STEP 3: shorten the supply chain, and keep it close. Rock Daisy garments are spun, weaved, cut, sewn, and finished in West Java, Indonesia. Our trusted supplier & Lenzing licensee in Bandung is the key to this local network. Our products then travel only 1000 km to our warehouse in Singapore (vs 4000 for China or Bangladesh), minimizing our carbon footprint. From us to you. We know through site visits that the dye facilties, warehouse, QC, and sewing workshops are completed in smaller and well-managed spaces, with social compliance standards (wages, hours) met per Indonesian labor laws, and safe working conditions regulated for structure, fire, temperature, and storage. However, while at this time our partner facilities are not renewably powered, we have seen the implementation of extensive wastewater treatment processes to ensure 99% of water is recycled and no harmful chemicals discharged to the surrounding environment.


A main driver of carbon emissions in fashion is its waste management (or lack thereof). 92 million tonnes of textile waste is produced each year globally. Imagine a garbage truck full of clothes unloading on a landfill site every second. Per a 2016 CNA study interviewing 1000 Singaporeans, the average person purchases 34 new apparel items each year, and disposes of 27 (80%). This was 8 years ago... Why are we throwing away so much? It's not just us either. Brands overproduce product lines to mitigate any stock-outs that could harm sales forecasts. This also means manufacturers are overproducing fabrics, creating leftover bolts and obsolete inventory that they need to timely remove to make space for new production batches. This is where "deadstock fabric" comes from; which begs the question - if we create a means for businesses to dispose of their overproduction habits, are we really fighting the illness? Not to mention, the obsolete inventory that doesn't end up in landfills is mostly incinerated, in order to protect brand reputation, so literally adding fuel to the flame.

STEP 4: limit production runs to low and manageable quantities (on average, 30 pieces per style per color). Admittedly, this early in our brand existence, it is also a responsible business choice for us. Rock Daisy also releases apparel as EDITIONS, meaning all pieces will be made available all year round. We are seasonless and build a continuous closet of classics, pieces that you'll pull to over and over again. Mixing and matching, decreasing cost per wear, and reducing our waste. Further, all fabric off-cuts from our production runs are collected and returned to us so that we can frankenstein scraps for patchwork and upcycling projects.

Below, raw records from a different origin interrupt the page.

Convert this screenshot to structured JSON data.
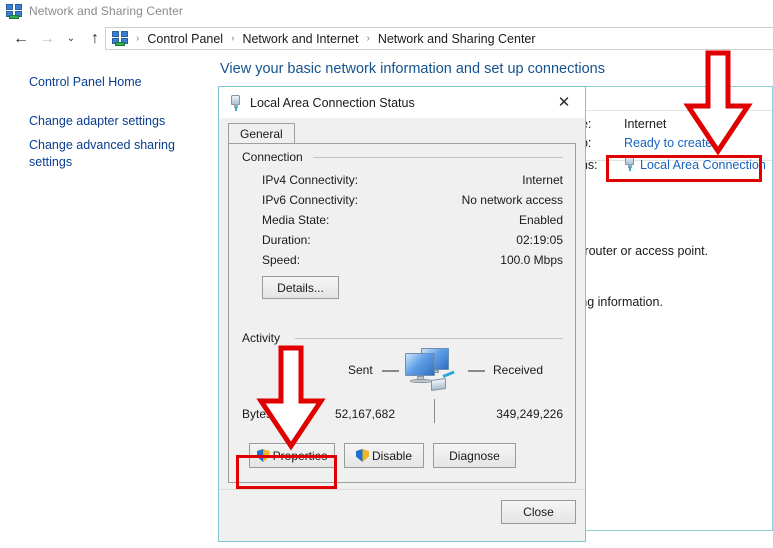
{
  "window": {
    "title": "Network and Sharing Center",
    "app_icon": "network-icon"
  },
  "nav": {
    "back": "←",
    "forward": "→",
    "recent": "⌄",
    "up": "↑",
    "separator": "›",
    "breadcrumbs": [
      "Control Panel",
      "Network and Internet",
      "Network and Sharing Center"
    ]
  },
  "sidebar": {
    "items": [
      "Control Panel Home",
      "Change adapter settings",
      "Change advanced sharing settings"
    ]
  },
  "content": {
    "heading": "View your basic network information and set up connections",
    "labels": {
      "access_type": "pe:",
      "homegroup": "up:",
      "connections": "ons:"
    },
    "values": {
      "access_type": "Internet",
      "homegroup": "Ready to create",
      "connection_link": "Local Area Connection"
    },
    "paragraphs": [
      "a router or access point.",
      "ting information."
    ]
  },
  "dialog": {
    "title": "Local Area Connection Status",
    "title_icon": "ethernet-plug-icon",
    "close_glyph": "✕",
    "tabs": [
      {
        "label": "General",
        "selected": true
      }
    ],
    "connection": {
      "group_label": "Connection",
      "rows": [
        {
          "label": "IPv4 Connectivity:",
          "value": "Internet"
        },
        {
          "label": "IPv6 Connectivity:",
          "value": "No network access"
        },
        {
          "label": "Media State:",
          "value": "Enabled"
        },
        {
          "label": "Duration:",
          "value": "02:19:05"
        },
        {
          "label": "Speed:",
          "value": "100.0 Mbps"
        }
      ],
      "details_button": "Details..."
    },
    "activity": {
      "group_label": "Activity",
      "sent_label": "Sent",
      "received_label": "Received",
      "bytes_label": "Bytes:",
      "sent_bytes": "52,167,682",
      "received_bytes": "349,249,226",
      "graphic": "computers-network-icon"
    },
    "buttons": {
      "properties": "Properties",
      "disable": "Disable",
      "diagnose": "Diagnose",
      "close": "Close"
    }
  },
  "annotations": {
    "color": "#e00000",
    "arrows": [
      {
        "name": "arrow-to-connection-link",
        "direction": "down"
      },
      {
        "name": "arrow-to-properties-button",
        "direction": "down"
      }
    ],
    "highlights": [
      {
        "name": "highlight-connection-link"
      },
      {
        "name": "highlight-properties-button"
      }
    ]
  }
}
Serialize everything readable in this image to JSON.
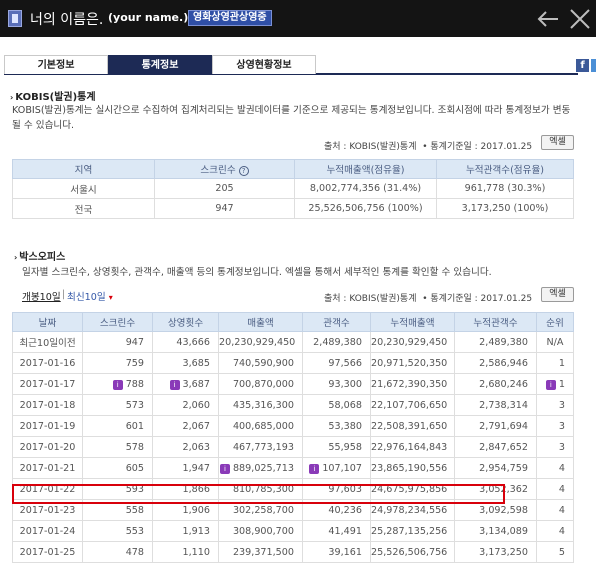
{
  "window": {
    "title": "너의 이름은.",
    "subtitle": "(your name.)",
    "badge": "영화상영관상영중"
  },
  "tabs": [
    "기본정보",
    "통계정보",
    "상영현황정보"
  ],
  "active_tab": "통계정보",
  "kobis": {
    "section_title": "KOBIS(발권)통계",
    "description": "KOBIS(발권)통계는 실시간으로 수집하여 집계처리되는 발권데이터를 기준으로 제공되는 통계정보입니다. 조회시점에 따라 통계정보가 변동될 수 있습니다.",
    "source": "출처 : KOBIS(발권)통계",
    "base_date": "통계기준일 : 2017.01.25",
    "excel_label": "엑셀",
    "columns": [
      "지역",
      "스크린수",
      "누적매출액(점유율)",
      "누적관객수(점유율)"
    ],
    "help_icon": "?",
    "rows": [
      [
        "서울시",
        "205",
        "8,002,774,356 (31.4%)",
        "961,778 (30.3%)"
      ],
      [
        "전국",
        "947",
        "25,526,506,756 (100%)",
        "3,173,250 (100%)"
      ]
    ]
  },
  "boxoffice": {
    "section_title": "박스오피스",
    "description": "일자별 스크린수, 상영횟수, 관객수, 매출액 등의 통계정보입니다. 엑셀을 통해서 세부적인 통계를 확인할 수 있습니다.",
    "subtab_first": "개봉10일",
    "subtab_second": "최신10일",
    "source": "출처 : KOBIS(발권)통계",
    "base_date": "통계기준일 : 2017.01.25",
    "excel_label": "엑셀",
    "columns": [
      "날짜",
      "스크린수",
      "상영횟수",
      "매출액",
      "관객수",
      "누적매출액",
      "누적관객수",
      "순위"
    ],
    "mark_label": "i",
    "rows": [
      {
        "date": "최근10일이전",
        "screens": "947",
        "shows": "43,666",
        "sales": "20,230,929,450",
        "audience": "2,489,380",
        "cum_sales": "20,230,929,450",
        "cum_audience": "2,489,380",
        "rank": "N/A"
      },
      {
        "date": "2017-01-16",
        "screens": "759",
        "shows": "3,685",
        "sales": "740,590,900",
        "audience": "97,566",
        "cum_sales": "20,971,520,350",
        "cum_audience": "2,586,946",
        "rank": "1"
      },
      {
        "date": "2017-01-17",
        "screens": "788",
        "shows": "3,687",
        "sales": "700,870,000",
        "audience": "93,300",
        "cum_sales": "21,672,390,350",
        "cum_audience": "2,680,246",
        "rank": "1"
      },
      {
        "date": "2017-01-18",
        "screens": "573",
        "shows": "2,060",
        "sales": "435,316,300",
        "audience": "58,068",
        "cum_sales": "22,107,706,650",
        "cum_audience": "2,738,314",
        "rank": "3"
      },
      {
        "date": "2017-01-19",
        "screens": "601",
        "shows": "2,067",
        "sales": "400,685,000",
        "audience": "53,380",
        "cum_sales": "22,508,391,650",
        "cum_audience": "2,791,694",
        "rank": "3"
      },
      {
        "date": "2017-01-20",
        "screens": "578",
        "shows": "2,063",
        "sales": "467,773,193",
        "audience": "55,958",
        "cum_sales": "22,976,164,843",
        "cum_audience": "2,847,652",
        "rank": "3"
      },
      {
        "date": "2017-01-21",
        "screens": "605",
        "shows": "1,947",
        "sales": "889,025,713",
        "audience": "107,107",
        "cum_sales": "23,865,190,556",
        "cum_audience": "2,954,759",
        "rank": "4"
      },
      {
        "date": "2017-01-22",
        "screens": "593",
        "shows": "1,866",
        "sales": "810,785,300",
        "audience": "97,603",
        "cum_sales": "24,675,975,856",
        "cum_audience": "3,052,362",
        "rank": "4"
      },
      {
        "date": "2017-01-23",
        "screens": "558",
        "shows": "1,906",
        "sales": "302,258,700",
        "audience": "40,236",
        "cum_sales": "24,978,234,556",
        "cum_audience": "3,092,598",
        "rank": "4"
      },
      {
        "date": "2017-01-24",
        "screens": "553",
        "shows": "1,913",
        "sales": "308,900,700",
        "audience": "41,491",
        "cum_sales": "25,287,135,256",
        "cum_audience": "3,134,089",
        "rank": "4"
      },
      {
        "date": "2017-01-25",
        "screens": "478",
        "shows": "1,110",
        "sales": "239,371,500",
        "audience": "39,161",
        "cum_sales": "25,526,506,756",
        "cum_audience": "3,173,250",
        "rank": "5"
      }
    ]
  },
  "colors": {
    "topbar": "#141414",
    "active_tab": "#1d2a55",
    "header_bg": "#dce8f5",
    "mark": "#8a3ab8",
    "highlight": "#d8000b"
  },
  "icons": [
    "film-icon",
    "back-arrow-icon",
    "close-icon",
    "facebook-icon",
    "help-icon",
    "mark-icon",
    "caret-down-icon"
  ]
}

To ensure garments are safely packaged from manufacturing to your doorstep, the market is heavily reliant on plastics, yet again. Per OECD, packaging accounts for 40% of plastic waste which is even more than the plastics involved in polyester creation for clothing and textiles. Nevertheless we must protect the durability and integrity of the garments so that you can wear the piece longer.

STEP 5: utilize natural & wood-based products for end-consumer ecommerce packaging. Rock Daisy mailers & boxes are made from a mix of new and recycled FSC paper (70%), sourced from PackInk in Singapore. While we know this is not perfect, we do know paper has higher reusability and recycle rate than plastics, 25x or more vs 6x. Paper is also a cellulose-based product meaning it is regenerative, and it can easily decompose. For our garment bags, we use packaging alternatives made from biodegradeable plastic made from corn or cassava starch mixed with PLA & PBAT, sourced from Better Packaging Co. What are these elements, that sound suspiciously similar to plastics? Well it is still derived from petroleum, but PBAT has been engineered to biodegrade rather than last as long as possible, like regular plastic. Again, not a perfect solution yet, so we continue to research more alternatives.